What you are asked to do.
Provide a verbatim copy of all the records below, leaving the images out.

Source data.

********************

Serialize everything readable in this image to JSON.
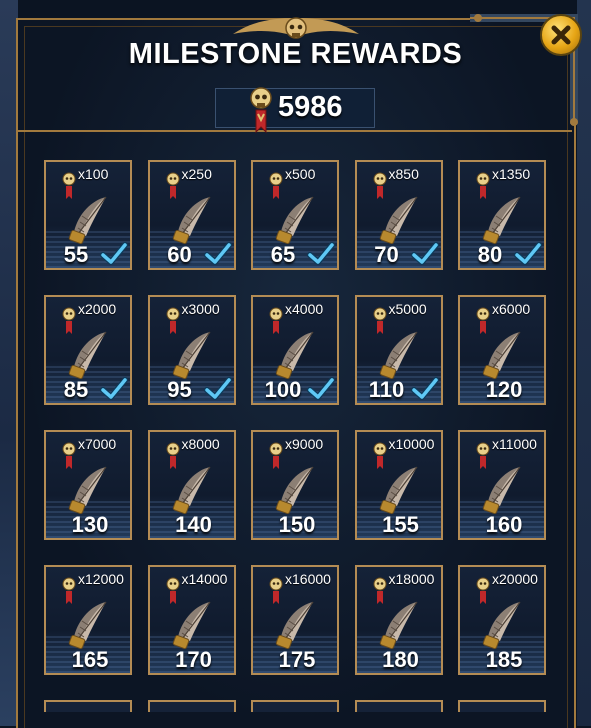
{
  "dialog": {
    "title": "MILESTONE REWARDS",
    "score": "5986",
    "close_icon": "close-x-icon",
    "score_icon": "skull-medal-icon"
  },
  "colors": {
    "frame_gold": "#a27a3e",
    "card_border": "#b48c54",
    "check_blue": "#5fc8f5",
    "close_gold": "#e6a515"
  },
  "rewards": [
    {
      "req": "x100",
      "amount": "55",
      "claimed": true
    },
    {
      "req": "x250",
      "amount": "60",
      "claimed": true
    },
    {
      "req": "x500",
      "amount": "65",
      "claimed": true
    },
    {
      "req": "x850",
      "amount": "70",
      "claimed": true
    },
    {
      "req": "x1350",
      "amount": "80",
      "claimed": true
    },
    {
      "req": "x2000",
      "amount": "85",
      "claimed": true
    },
    {
      "req": "x3000",
      "amount": "95",
      "claimed": true
    },
    {
      "req": "x4000",
      "amount": "100",
      "claimed": true
    },
    {
      "req": "x5000",
      "amount": "110",
      "claimed": true
    },
    {
      "req": "x6000",
      "amount": "120",
      "claimed": false
    },
    {
      "req": "x7000",
      "amount": "130",
      "claimed": false
    },
    {
      "req": "x8000",
      "amount": "140",
      "claimed": false
    },
    {
      "req": "x9000",
      "amount": "150",
      "claimed": false
    },
    {
      "req": "x10000",
      "amount": "155",
      "claimed": false
    },
    {
      "req": "x11000",
      "amount": "160",
      "claimed": false
    },
    {
      "req": "x12000",
      "amount": "165",
      "claimed": false
    },
    {
      "req": "x14000",
      "amount": "170",
      "claimed": false
    },
    {
      "req": "x16000",
      "amount": "175",
      "claimed": false
    },
    {
      "req": "x18000",
      "amount": "180",
      "claimed": false
    },
    {
      "req": "x20000",
      "amount": "185",
      "claimed": false
    }
  ],
  "icons": {
    "reward_item": "feather-quill-icon",
    "requirement": "skull-medal-icon",
    "claimed": "checkmark-icon"
  }
}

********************

Solved problem.
Serialize everything readable in this image to JSON.
{
  "dialog": {
    "title": "MILESTONE REWARDS",
    "score": "5986",
    "close_icon": "close-x-icon",
    "score_icon": "skull-medal-icon"
  },
  "colors": {
    "frame_gold": "#a27a3e",
    "card_border": "#b48c54",
    "check_blue": "#5fc8f5",
    "close_gold": "#e6a515"
  },
  "rewards": [
    {
      "req": "x100",
      "amount": "55",
      "claimed": true
    },
    {
      "req": "x250",
      "amount": "60",
      "claimed": true
    },
    {
      "req": "x500",
      "amount": "65",
      "claimed": true
    },
    {
      "req": "x850",
      "amount": "70",
      "claimed": true
    },
    {
      "req": "x1350",
      "amount": "80",
      "claimed": true
    },
    {
      "req": "x2000",
      "amount": "85",
      "claimed": true
    },
    {
      "req": "x3000",
      "amount": "95",
      "claimed": true
    },
    {
      "req": "x4000",
      "amount": "100",
      "claimed": true
    },
    {
      "req": "x5000",
      "amount": "110",
      "claimed": true
    },
    {
      "req": "x6000",
      "amount": "120",
      "claimed": false
    },
    {
      "req": "x7000",
      "amount": "130",
      "claimed": false
    },
    {
      "req": "x8000",
      "amount": "140",
      "claimed": false
    },
    {
      "req": "x9000",
      "amount": "150",
      "claimed": false
    },
    {
      "req": "x10000",
      "amount": "155",
      "claimed": false
    },
    {
      "req": "x11000",
      "amount": "160",
      "claimed": false
    },
    {
      "req": "x12000",
      "amount": "165",
      "claimed": false
    },
    {
      "req": "x14000",
      "amount": "170",
      "claimed": false
    },
    {
      "req": "x16000",
      "amount": "175",
      "claimed": false
    },
    {
      "req": "x18000",
      "amount": "180",
      "claimed": false
    },
    {
      "req": "x20000",
      "amount": "185",
      "claimed": false
    }
  ],
  "icons": {
    "reward_item": "feather-quill-icon",
    "requirement": "skull-medal-icon",
    "claimed": "checkmark-icon"
  }
}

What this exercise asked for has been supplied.